• **Data provided**:

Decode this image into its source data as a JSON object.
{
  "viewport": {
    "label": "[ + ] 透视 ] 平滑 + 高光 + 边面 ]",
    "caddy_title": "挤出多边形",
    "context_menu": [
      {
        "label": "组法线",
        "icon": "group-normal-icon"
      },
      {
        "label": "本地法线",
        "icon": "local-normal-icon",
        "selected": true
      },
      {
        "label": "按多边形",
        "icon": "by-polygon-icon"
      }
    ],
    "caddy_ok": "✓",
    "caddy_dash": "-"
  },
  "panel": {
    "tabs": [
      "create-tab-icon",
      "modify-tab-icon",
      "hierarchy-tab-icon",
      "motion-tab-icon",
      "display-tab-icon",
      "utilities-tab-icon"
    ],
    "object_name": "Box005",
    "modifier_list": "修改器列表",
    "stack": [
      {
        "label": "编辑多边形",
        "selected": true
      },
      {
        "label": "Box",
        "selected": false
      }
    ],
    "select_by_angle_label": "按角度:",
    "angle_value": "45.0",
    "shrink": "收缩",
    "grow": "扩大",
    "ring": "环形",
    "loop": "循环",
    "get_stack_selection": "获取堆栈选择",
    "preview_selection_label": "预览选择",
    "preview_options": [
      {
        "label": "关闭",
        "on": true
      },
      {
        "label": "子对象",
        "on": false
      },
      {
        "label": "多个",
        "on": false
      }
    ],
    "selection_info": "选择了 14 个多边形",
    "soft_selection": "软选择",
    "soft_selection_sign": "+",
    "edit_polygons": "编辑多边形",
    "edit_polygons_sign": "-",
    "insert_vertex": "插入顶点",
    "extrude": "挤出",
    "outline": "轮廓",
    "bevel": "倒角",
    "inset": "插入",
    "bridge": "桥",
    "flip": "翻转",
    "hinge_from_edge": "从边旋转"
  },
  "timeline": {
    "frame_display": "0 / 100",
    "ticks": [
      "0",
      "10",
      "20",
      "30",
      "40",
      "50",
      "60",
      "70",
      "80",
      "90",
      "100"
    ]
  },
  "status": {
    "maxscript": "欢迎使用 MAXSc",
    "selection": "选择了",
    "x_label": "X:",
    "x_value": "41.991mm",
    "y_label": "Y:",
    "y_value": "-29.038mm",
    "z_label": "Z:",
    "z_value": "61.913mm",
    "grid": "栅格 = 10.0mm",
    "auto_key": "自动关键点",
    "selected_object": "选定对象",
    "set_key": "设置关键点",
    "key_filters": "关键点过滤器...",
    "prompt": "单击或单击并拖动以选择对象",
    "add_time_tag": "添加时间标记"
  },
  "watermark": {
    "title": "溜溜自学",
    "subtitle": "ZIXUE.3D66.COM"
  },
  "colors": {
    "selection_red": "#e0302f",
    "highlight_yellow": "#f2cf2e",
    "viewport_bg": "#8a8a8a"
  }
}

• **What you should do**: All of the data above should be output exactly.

• **Output below**:
Decode this image into its source data as a JSON object.
{
  "viewport": {
    "label": "[ + ] 透视 ] 平滑 + 高光 + 边面 ]",
    "caddy_title": "挤出多边形",
    "context_menu": [
      {
        "label": "组法线",
        "icon": "group-normal-icon"
      },
      {
        "label": "本地法线",
        "icon": "local-normal-icon",
        "selected": true
      },
      {
        "label": "按多边形",
        "icon": "by-polygon-icon"
      }
    ],
    "caddy_ok": "✓",
    "caddy_dash": "-"
  },
  "panel": {
    "tabs": [
      "create-tab-icon",
      "modify-tab-icon",
      "hierarchy-tab-icon",
      "motion-tab-icon",
      "display-tab-icon",
      "utilities-tab-icon"
    ],
    "object_name": "Box005",
    "modifier_list": "修改器列表",
    "stack": [
      {
        "label": "编辑多边形",
        "selected": true
      },
      {
        "label": "Box",
        "selected": false
      }
    ],
    "select_by_angle_label": "按角度:",
    "angle_value": "45.0",
    "shrink": "收缩",
    "grow": "扩大",
    "ring": "环形",
    "loop": "循环",
    "get_stack_selection": "获取堆栈选择",
    "preview_selection_label": "预览选择",
    "preview_options": [
      {
        "label": "关闭",
        "on": true
      },
      {
        "label": "子对象",
        "on": false
      },
      {
        "label": "多个",
        "on": false
      }
    ],
    "selection_info": "选择了 14 个多边形",
    "soft_selection": "软选择",
    "soft_selection_sign": "+",
    "edit_polygons": "编辑多边形",
    "edit_polygons_sign": "-",
    "insert_vertex": "插入顶点",
    "extrude": "挤出",
    "outline": "轮廓",
    "bevel": "倒角",
    "inset": "插入",
    "bridge": "桥",
    "flip": "翻转",
    "hinge_from_edge": "从边旋转"
  },
  "timeline": {
    "frame_display": "0 / 100",
    "ticks": [
      "0",
      "10",
      "20",
      "30",
      "40",
      "50",
      "60",
      "70",
      "80",
      "90",
      "100"
    ]
  },
  "status": {
    "maxscript": "欢迎使用 MAXSc",
    "selection": "选择了",
    "x_label": "X:",
    "x_value": "41.991mm",
    "y_label": "Y:",
    "y_value": "-29.038mm",
    "z_label": "Z:",
    "z_value": "61.913mm",
    "grid": "栅格 = 10.0mm",
    "auto_key": "自动关键点",
    "selected_object": "选定对象",
    "set_key": "设置关键点",
    "key_filters": "关键点过滤器...",
    "prompt": "单击或单击并拖动以选择对象",
    "add_time_tag": "添加时间标记"
  },
  "watermark": {
    "title": "溜溜自学",
    "subtitle": "ZIXUE.3D66.COM"
  },
  "colors": {
    "selection_red": "#e0302f",
    "highlight_yellow": "#f2cf2e",
    "viewport_bg": "#8a8a8a"
  }
}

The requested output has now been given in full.